In employment guidance published about the current industrial action, the BMA said although there is no obligation, ‘there may be circumstances where practices feel that supporting their trainees with a financial payment roughly equivalent to a proportion of their lost wages is appropriate’.

Junior doctors began a 72-hour walkout on Wednesday (June 14), which will end at 7am this Saturday.

For practices wanting to offer financial support to trainees during the strike, the guide sets out recommended amounts. For ST1-2 doctors, it is £115 a day and for ST3-4 doctors, it is £135 a day.

These figures are roughly equivalent to their average take-home daily pay but the BMA says surgeries are ‘free to issue any payments to trainees’ they deem suitable.

Its guide also warns practices any financial gift would be considered a taxable benefit by HMRC and that income tax and National Insurance (NI) would be due.

NI rules differ based on who facilitates the GP trainee payment, but in general, it would be due by the practice, it explained.

If offering financial help, the BMA said it ‘strongly encourages’ practices to talk to their trainees to clarify the extent of the support, as the total length of strike action is uncertain.

Other key points the guidance includes are:

  • If payments are being made, it’s advisable to record the discussion around the issuing of these payments with trainees ‘to ensure clarity for all parties’.
  • Practices are obliged to inform the employer of the GP trainee of any payment since further NI may be due.
  • GP trainees are also required to declare any receipts on their self-assessment tax return. Where GP trainees do not receive a self-assessment tax return, they would need to contact HMRC directly.
  • Where a GP trainee receives a ‘gift payment’ from their practice but strike-related deductions from pay are not made for any reason, the trainee should let the practice know and discuss its return.

The BMA pointed out that practices can seek tailored tax advice through its appointed advisors Ernst & Young, though this must be self-funded.

Surgeries that feel unable to help financially can direct trainees to apply to the BMA’s strike fund, it added.

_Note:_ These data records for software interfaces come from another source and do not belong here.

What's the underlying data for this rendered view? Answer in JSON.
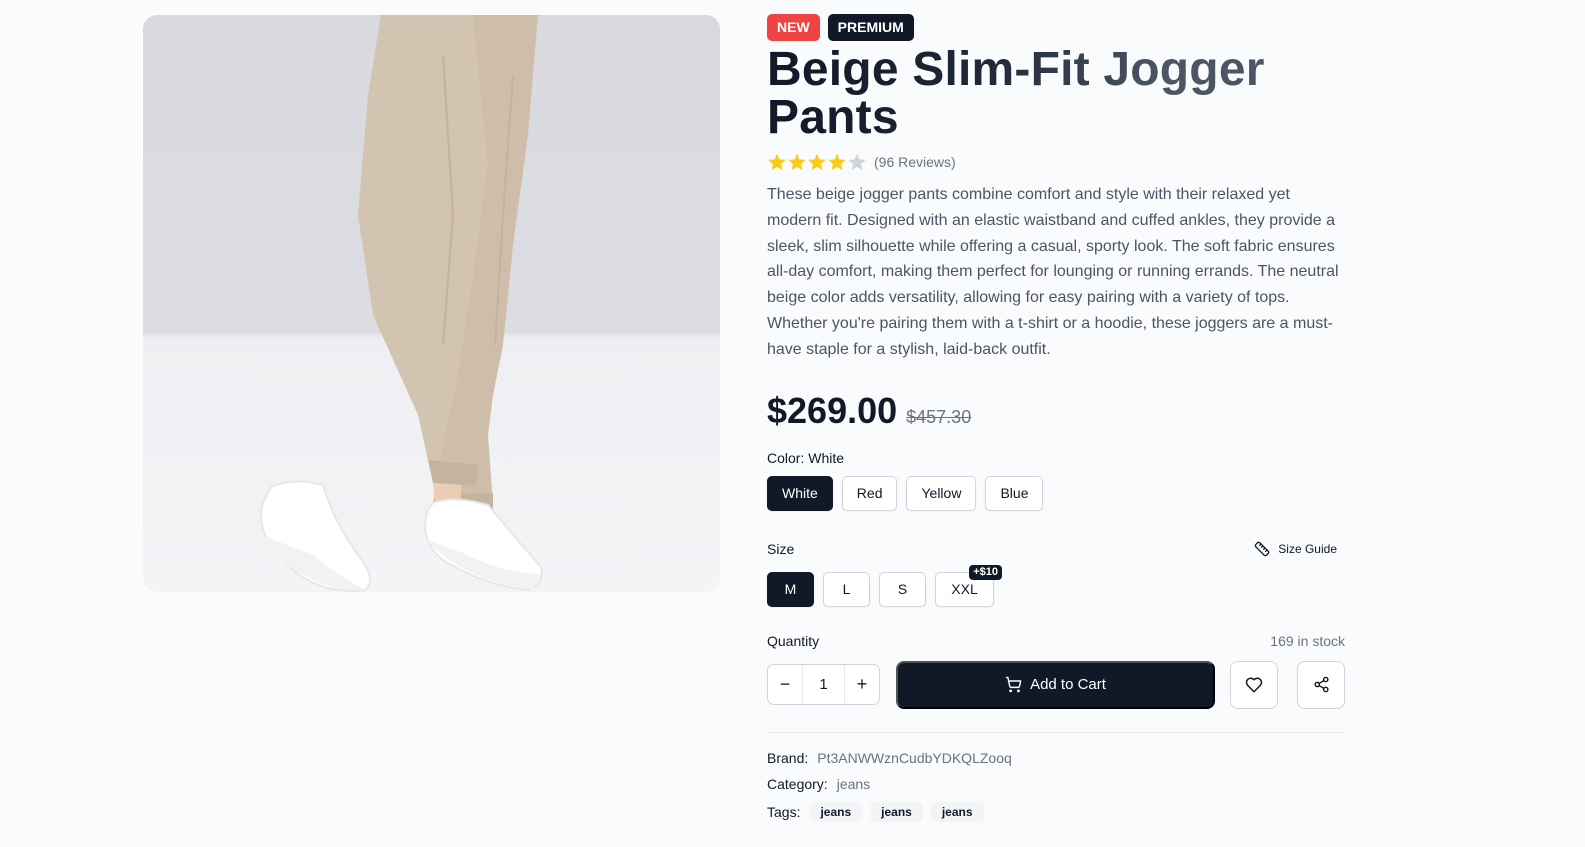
{
  "product": {
    "image_alt": "Beige jogger pants with white sneakers",
    "badges": {
      "new": "NEW",
      "premium": "PREMIUM"
    },
    "title": "Beige Slim-Fit Jogger Pants",
    "rating": {
      "stars": 4,
      "max": 5,
      "reviews_text": "(96 Reviews)"
    },
    "description": "These beige jogger pants combine comfort and style with their relaxed yet modern fit. Designed with an elastic waistband and cuffed ankles, they provide a sleek, slim silhouette while offering a casual, sporty look. The soft fabric ensures all-day comfort, making them perfect for lounging or running errands. The neutral beige color adds versatility, allowing for easy pairing with a variety of tops. Whether you're pairing them with a t-shirt or a hoodie, these joggers are a must-have staple for a stylish, laid-back outfit.",
    "price": "$269.00",
    "old_price": "$457.30"
  },
  "color": {
    "label": "Color: White",
    "options": [
      "White",
      "Red",
      "Yellow",
      "Blue"
    ],
    "selected": "White"
  },
  "size": {
    "label": "Size",
    "guide_label": "Size Guide",
    "options": [
      "M",
      "L",
      "S",
      "XXL"
    ],
    "selected": "M",
    "xxl_extra": "+$10"
  },
  "quantity": {
    "label": "Quantity",
    "value": "1",
    "stock_text": "169 in stock",
    "minus": "−",
    "plus": "+"
  },
  "actions": {
    "add_to_cart": "Add to Cart"
  },
  "meta": {
    "brand_key": "Brand:",
    "brand_val": "Pt3ANWWznCudbYDKQLZooq",
    "category_key": "Category:",
    "category_val": "jeans",
    "tags_key": "Tags:",
    "tags": [
      "jeans",
      "jeans",
      "jeans"
    ]
  },
  "colors": {
    "primary": "#111827",
    "new_badge": "#ef4444",
    "star": "#facc15",
    "star_empty": "#d1d5db"
  },
  "icons": {
    "wishlist": "heart-icon",
    "share": "share-icon",
    "cart": "cart-icon",
    "size_guide": "ruler-icon"
  }
}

Earlier in the year, GP practices were advised by the BMA to cancel any clinics scheduled for GP trainees on days when junior doctors were striking.